Polls show Governor Andrew Cuomo's New York City approval rating at 68% (as of 2/18/14 when this was originally posted). With the City seemingly in his pocket, perhaps, he thinks he can "cold shoulder" it, along with its new mayor. He falsely identifies the interests of the City as at odds with the interests of the State and, by so doing, hopes to gain upstate support.
Keeping this political strategy of divide and conquer in mind, it is of the utmost importance that New York State strongly COME TOGETHER.
1. Universal Pre-K
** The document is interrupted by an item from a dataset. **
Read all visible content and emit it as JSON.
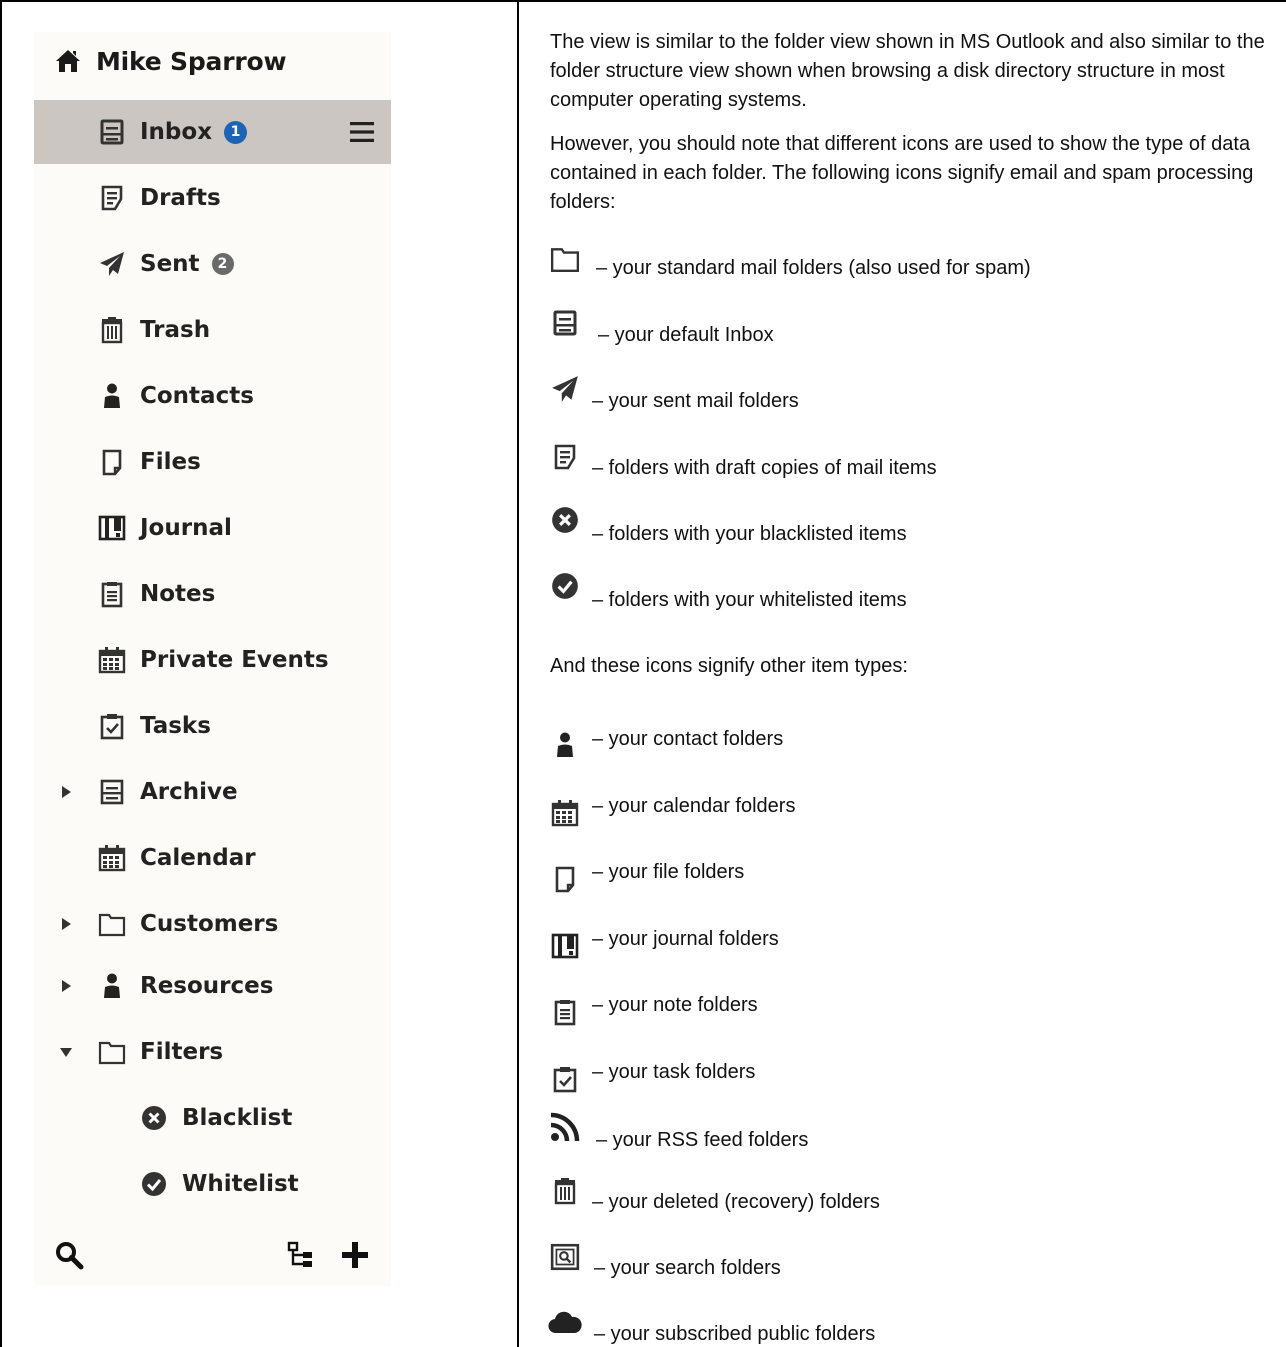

Cuomo has been a constant thorn in the side of De Blasio's universal pre-K plan. De Blasio has proposed funding the plan by increasing income taxes for city residents earning in excess of $500,000 per year, amounting to, in his words, the "cost of a small soy latte at your local Starbucks." I'm sure this will not exactly please the wealthiest, but it seems far from draconian, and its benefits seem potentially enormous.
In taking aim at De Blasio's plan, Governor Cuomo couches his objections under the guise of protecting pre-K interests outside the City. According to his screwy logic, since NYC has more than its fair share of millionaires, pre-K will thrive there whilst it will flounder outside the City. Under Cuomo's proposal of a five-year, $1.5 billion state-funded pre-K, taxes need not be raised and millionaires need not pinch pennies to pay. And, what better way for millionaires to applaud this plan than to open their pocketbooks to the Governor's fund for re-election?
Cuomo's scheme seems mad as a hatter. If guaranteeing pre-K was really Cuomo's bottom line, he would invite the City to tax itself and use much of his magical $1.5 billion state fund to secure the same for residents outside the City.
At the same time, under Cuomo's new budget plan, 84% of Long Island schools will get less state money than six years ago.
2. NYC and the Minimum Wage
De Blasio proposed allowing NYC to set its own, higher, minimum wage given the costs of living in this City. Again, the Governor objected. He asserted that such a policy could lead to a "chaotic situation" by pitting some communities against each other. He said, "We are also one state and we don't want to cannibalize ourselves." It seems he fears companies might up and move to areas where the minimum wage is lowest. I find it more likely that, given Cuomo's intransigence, more minimum-wage workers in the City will up and be moved out of their homes.
3. Charter Schools
Cuomo has met privately with charter-school leaders, including NYC Charter School Center CEO James Merriman. In opposition to De Blasio's policies, Cuomo has come out strongly in favor of charter schools. Is it any surprise that according to the NY Post, "board members at the growing Success Academy, which runs 22 charters in the city, have given $375,367 to Cuomo's re-election campaign--including $90,000 since de Blasio won the mayor's race last year"? Cuomo spoke before the pro-charter DFER in November and came away with $250,000 for his campaign. In January, DFER followed up with $14,000 more through its PAC.
4. APPR Teacher Evaluation System and Death by the Common Core
There is no merit in Cuomo's "stick-to-your-guns" backing of the controversial APPR teacher evaluation system. There have been too many instances of this type of junk science flying in the face of logic as well as sound principles of education. With demented test makers designing Common-Core tests with cut scores aimed to fail 70% of the state's children, the APPR law must be gunning for a massacre of pedagogical staff. Perhaps Cuomo hopes to win the approval of teachers by holding out the promise of $20,000 in merit pay. Where I have seen merit-pay invoked, however, I have seen education take a nose dive into the realm of unutterable ugliness. For my part, I hope he takes his stack of $big bills and shoves it into statewide pre-K.
I hope Cuomo's political pandering to the most privileged and his policies of divide and conquer will meet the same fate as that of 70% of our state's students on their most recent Common-Core tests. I hope New York State can come together in identifying the true interests of the majority. I hope New York State can "Come Together, Right Now!"